The National Commission for Civic Education (NCCE) has called on the youth to guard against violent acts despite the economic hardship in the country.
“We live in very trying times in our country, and we are all aware that this is a time of economic hardship and there is no running away from it because we are all facing these kinds of economic challenges that are having an impact on the social setup of our communities, making it difficult to get jobs, with our young people frustrated.
“This, coupled with the instability being experienced in the sub-region, serves as a fluxgate for extremists to take advantage and lure young people with fancy materials they desire just to buy them into their ideology and cause havoc in the country”.
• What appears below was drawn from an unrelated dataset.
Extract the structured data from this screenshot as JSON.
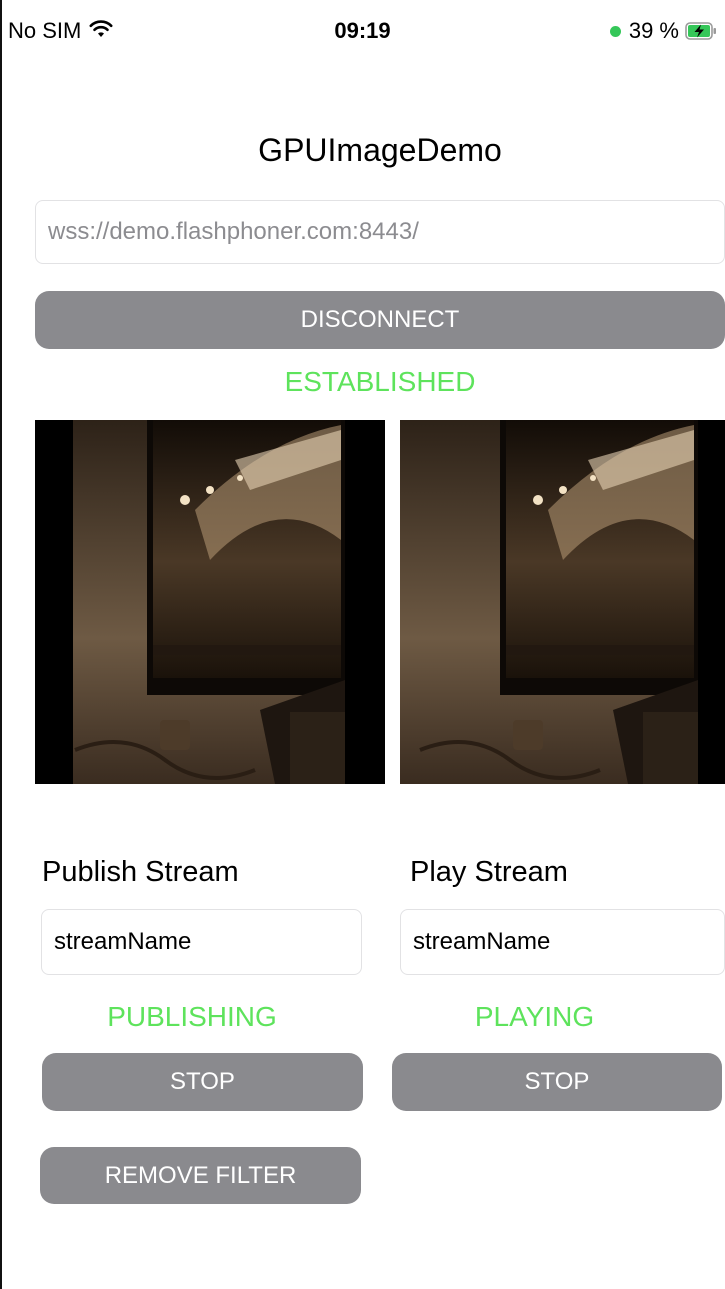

Ms Kathleen Addy, the Chairperson of the NCCE, made the remarks at the second National Dialogue on Preventing and Containing Violent Extremism (PCVE) held in Bolgatanga.
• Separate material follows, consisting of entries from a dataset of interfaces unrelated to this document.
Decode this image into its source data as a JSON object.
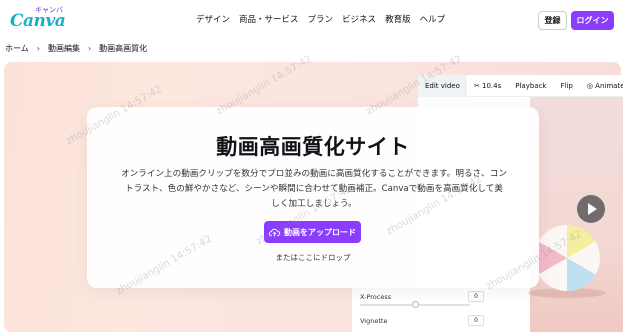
{
  "header": {
    "logo_text": "Canva",
    "logo_kana": "キャンバ",
    "nav": [
      "デザイン",
      "商品・サービス",
      "プラン",
      "ビジネス",
      "教育版",
      "ヘルプ"
    ],
    "login_label": "登録",
    "signup_label": "ログイン"
  },
  "breadcrumb": [
    "ホーム",
    "動画編集",
    "動画高画質化"
  ],
  "editor": {
    "toolbar": [
      "Edit video",
      "10.4s",
      "Playback",
      "Flip",
      "Animate"
    ],
    "panel_rows": [
      {
        "label": "X-Process",
        "value": "0"
      },
      {
        "label": "Vignette",
        "value": "0"
      }
    ]
  },
  "card": {
    "title": "動画高画質化サイト",
    "description": "オンライン上の動画クリップを数分でプロ並みの動画に高画質化することができます。明るさ、コントラスト、色の鮮やかさなど、シーンや瞬間に合わせて動画補正。Canvaで動画を高画質化して美しく加工しましょう。",
    "upload_label": "動画をアップロード",
    "drop_label": "またはここにドロップ"
  },
  "watermark": "zhoujianglin 14:57:42",
  "colors": {
    "brand": "#8b3dff",
    "logo": "#17b3c4"
  }
}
The dialogue brought together experts and stakeholders, including the youth, chiefs, security agencies, and religious leaders, and held on the theme: “Preventing Radicalization of the Youth in the Wake of Coup D'états in the Sub-Region: Perspective from Stakeholders.”
The PCVE is an 18-month European Union-funded project being implemented in eight border regions of the country, namely the Upper East, Upper West, North-East, Savannah, Northern, Bono, Bono East, and the Oti Regions.
Under this framework, the NCCE is mandated to create awareness about violent extremism, carry out public education, and facilitate activities to engender among the citizens of Ghana security consciousness, social inclusiveness, community cohesion, and situational awareness.
The Chairperson called for intensified sensitisation of the youth to resist attempts by the extremists to recruit them to cause instability.
Mr Emmanuel Owusu, the Upper East Regional Commander of the National Investigation Bureau (NIB), noted that though there were conflict entrepreneurs who benefitted from the woes of others, youth unemployment was a risk factor that had the tendency to trigger the youth to be radicalized.
He indicated that the curiosity of the youth made them vulnerable and gullible to the strategies employed by the extremists to recruit people and urged them to be guarded by the people they associated themselves with.
Ms Pricilla Nyaaba, the Executive Director of the Youth Harvest Foundation and a member of the Upper East Regional Peace Council, called on the government to help build the capacities of young people through vocational training to enable them to be self-employed.
This, she observed, to some extent would help the youth afford their basic needs to reduce their vulnerability and guard themselves against being radicalized by the extremists.
Reverend Father Clement Aapangnuo, the Team Leader for Coginta-Ghana, asserted that everyone was a potential violent and radical person, and the moment conditions appeared unfavorable to an individual, they had the propensity of escalating.
He said the government and other social organisations in the country had a major role to play in improving the living conditions of the people to reduce the tendency to being lured by the violent extremists.